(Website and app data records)
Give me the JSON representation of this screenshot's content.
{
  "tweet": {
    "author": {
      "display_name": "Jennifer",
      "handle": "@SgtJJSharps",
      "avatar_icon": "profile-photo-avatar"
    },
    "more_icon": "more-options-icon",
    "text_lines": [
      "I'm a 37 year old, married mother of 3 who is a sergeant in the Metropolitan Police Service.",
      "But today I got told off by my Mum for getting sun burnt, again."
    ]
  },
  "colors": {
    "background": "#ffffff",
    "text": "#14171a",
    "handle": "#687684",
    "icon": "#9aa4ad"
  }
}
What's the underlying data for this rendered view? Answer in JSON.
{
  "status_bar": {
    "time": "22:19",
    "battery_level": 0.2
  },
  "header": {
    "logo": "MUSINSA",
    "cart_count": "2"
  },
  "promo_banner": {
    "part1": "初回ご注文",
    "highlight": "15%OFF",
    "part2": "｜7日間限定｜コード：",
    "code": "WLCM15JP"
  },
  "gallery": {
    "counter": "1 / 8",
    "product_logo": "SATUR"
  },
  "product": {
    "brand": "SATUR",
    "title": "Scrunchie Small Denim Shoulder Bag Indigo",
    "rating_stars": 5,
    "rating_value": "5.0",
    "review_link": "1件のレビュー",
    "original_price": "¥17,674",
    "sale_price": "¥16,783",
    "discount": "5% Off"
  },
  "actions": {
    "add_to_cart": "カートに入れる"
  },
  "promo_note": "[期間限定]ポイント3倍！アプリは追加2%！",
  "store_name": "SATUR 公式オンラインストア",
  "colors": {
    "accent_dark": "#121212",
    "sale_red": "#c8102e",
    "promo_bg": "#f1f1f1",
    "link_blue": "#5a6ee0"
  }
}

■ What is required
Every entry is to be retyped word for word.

■ Output of the exercise
Give me the JSON representation of this screenshot's content.
{
  "tweet": {
    "author": {
      "display_name": "Jennifer",
      "handle": "@SgtJJSharps",
      "avatar_icon": "profile-photo-avatar"
    },
    "more_icon": "more-options-icon",
    "text_lines": [
      "I'm a 37 year old, married mother of 3 who is a sergeant in the Metropolitan Police Service.",
      "But today I got told off by my Mum for getting sun burnt, again."
    ]
  },
  "colors": {
    "background": "#ffffff",
    "text": "#14171a",
    "handle": "#687684",
    "icon": "#9aa4ad"
  }
}
What's the underlying data for this rendered view? Answer in JSON.
{
  "status_bar": {
    "time": "22:19",
    "battery_level": 0.2
  },
  "header": {
    "logo": "MUSINSA",
    "cart_count": "2"
  },
  "promo_banner": {
    "part1": "初回ご注文",
    "highlight": "15%OFF",
    "part2": "｜7日間限定｜コード：",
    "code": "WLCM15JP"
  },
  "gallery": {
    "counter": "1 / 8",
    "product_logo": "SATUR"
  },
  "product": {
    "brand": "SATUR",
    "title": "Scrunchie Small Denim Shoulder Bag Indigo",
    "rating_stars": 5,
    "rating_value": "5.0",
    "review_link": "1件のレビュー",
    "original_price": "¥17,674",
    "sale_price": "¥16,783",
    "discount": "5% Off"
  },
  "actions": {
    "add_to_cart": "カートに入れる"
  },
  "promo_note": "[期間限定]ポイント3倍！アプリは追加2%！",
  "store_name": "SATUR 公式オンラインストア",
  "colors": {
    "accent_dark": "#121212",
    "sale_red": "#c8102e",
    "promo_bg": "#f1f1f1",
    "link_blue": "#5a6ee0"
  }
}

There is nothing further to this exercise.